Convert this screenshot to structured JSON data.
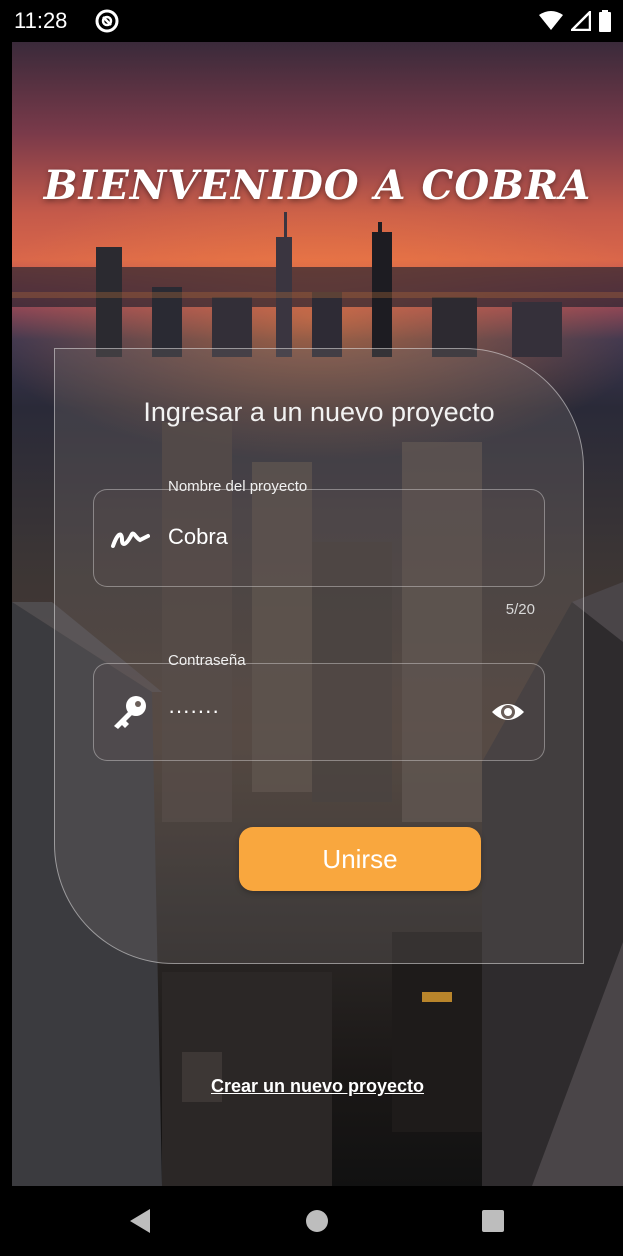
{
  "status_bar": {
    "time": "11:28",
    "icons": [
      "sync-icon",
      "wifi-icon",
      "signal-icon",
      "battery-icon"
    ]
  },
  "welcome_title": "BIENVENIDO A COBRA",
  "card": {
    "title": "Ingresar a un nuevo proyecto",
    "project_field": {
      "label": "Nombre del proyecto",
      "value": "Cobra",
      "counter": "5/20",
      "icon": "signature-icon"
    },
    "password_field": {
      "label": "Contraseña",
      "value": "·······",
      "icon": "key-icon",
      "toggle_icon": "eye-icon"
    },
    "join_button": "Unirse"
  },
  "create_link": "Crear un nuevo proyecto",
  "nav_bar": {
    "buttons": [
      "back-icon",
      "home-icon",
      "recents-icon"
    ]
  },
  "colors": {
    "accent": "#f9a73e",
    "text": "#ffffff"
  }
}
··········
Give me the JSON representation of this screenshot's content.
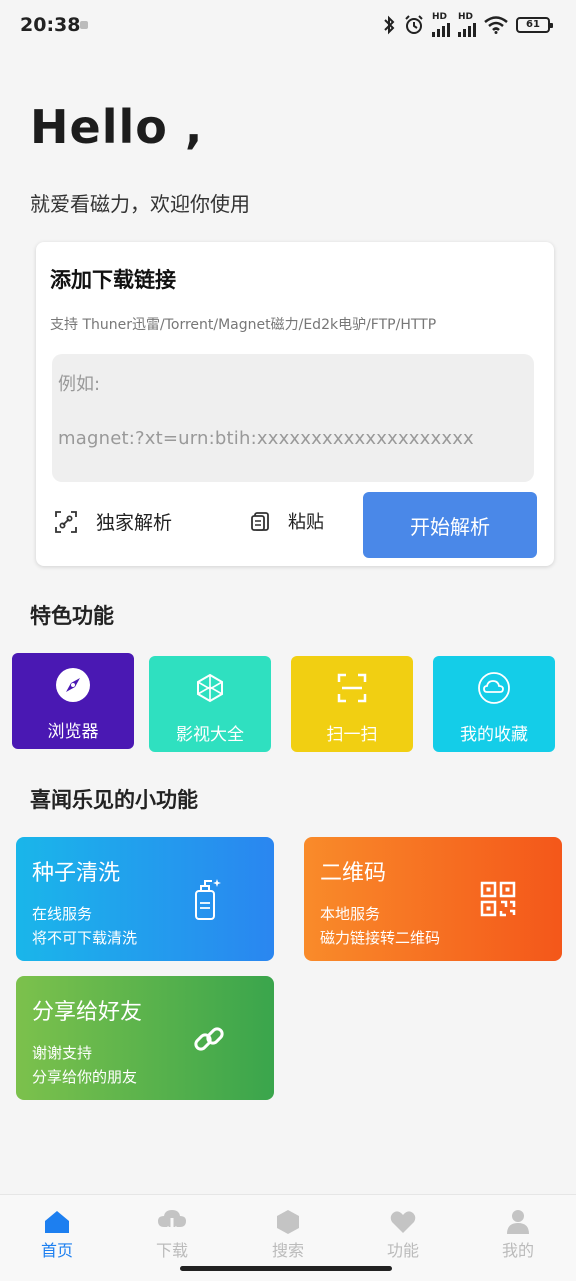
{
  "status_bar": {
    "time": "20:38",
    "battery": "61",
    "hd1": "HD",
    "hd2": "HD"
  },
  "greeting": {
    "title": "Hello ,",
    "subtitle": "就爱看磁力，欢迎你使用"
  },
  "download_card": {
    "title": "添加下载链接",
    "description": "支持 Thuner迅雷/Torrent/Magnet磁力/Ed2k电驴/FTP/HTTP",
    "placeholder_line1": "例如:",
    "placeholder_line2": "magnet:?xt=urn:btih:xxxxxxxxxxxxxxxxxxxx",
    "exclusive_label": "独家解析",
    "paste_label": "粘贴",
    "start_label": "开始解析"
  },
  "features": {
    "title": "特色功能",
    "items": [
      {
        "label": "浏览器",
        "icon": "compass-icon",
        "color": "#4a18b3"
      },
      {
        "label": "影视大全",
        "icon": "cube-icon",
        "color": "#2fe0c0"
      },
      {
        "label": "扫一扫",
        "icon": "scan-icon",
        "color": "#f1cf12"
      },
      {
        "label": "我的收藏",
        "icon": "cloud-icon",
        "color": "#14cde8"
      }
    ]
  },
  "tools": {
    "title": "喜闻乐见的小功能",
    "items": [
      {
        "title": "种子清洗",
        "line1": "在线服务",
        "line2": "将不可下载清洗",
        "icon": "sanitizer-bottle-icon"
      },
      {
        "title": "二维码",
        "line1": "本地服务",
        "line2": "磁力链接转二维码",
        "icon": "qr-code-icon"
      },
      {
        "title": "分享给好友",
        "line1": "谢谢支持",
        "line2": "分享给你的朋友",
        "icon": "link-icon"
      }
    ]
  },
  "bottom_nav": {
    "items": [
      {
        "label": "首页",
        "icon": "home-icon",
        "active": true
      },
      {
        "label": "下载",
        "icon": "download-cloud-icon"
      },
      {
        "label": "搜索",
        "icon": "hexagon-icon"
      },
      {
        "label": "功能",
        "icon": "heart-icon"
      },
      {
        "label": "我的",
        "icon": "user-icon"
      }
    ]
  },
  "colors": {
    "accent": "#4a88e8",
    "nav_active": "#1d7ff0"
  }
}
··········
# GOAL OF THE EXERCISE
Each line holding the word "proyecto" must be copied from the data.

# TASK RESULT
    "title": "Ingresar a un nuevo proyecto",
      "label": "Nombre del proyecto",
  "create_link": "Crear un nuevo proyecto",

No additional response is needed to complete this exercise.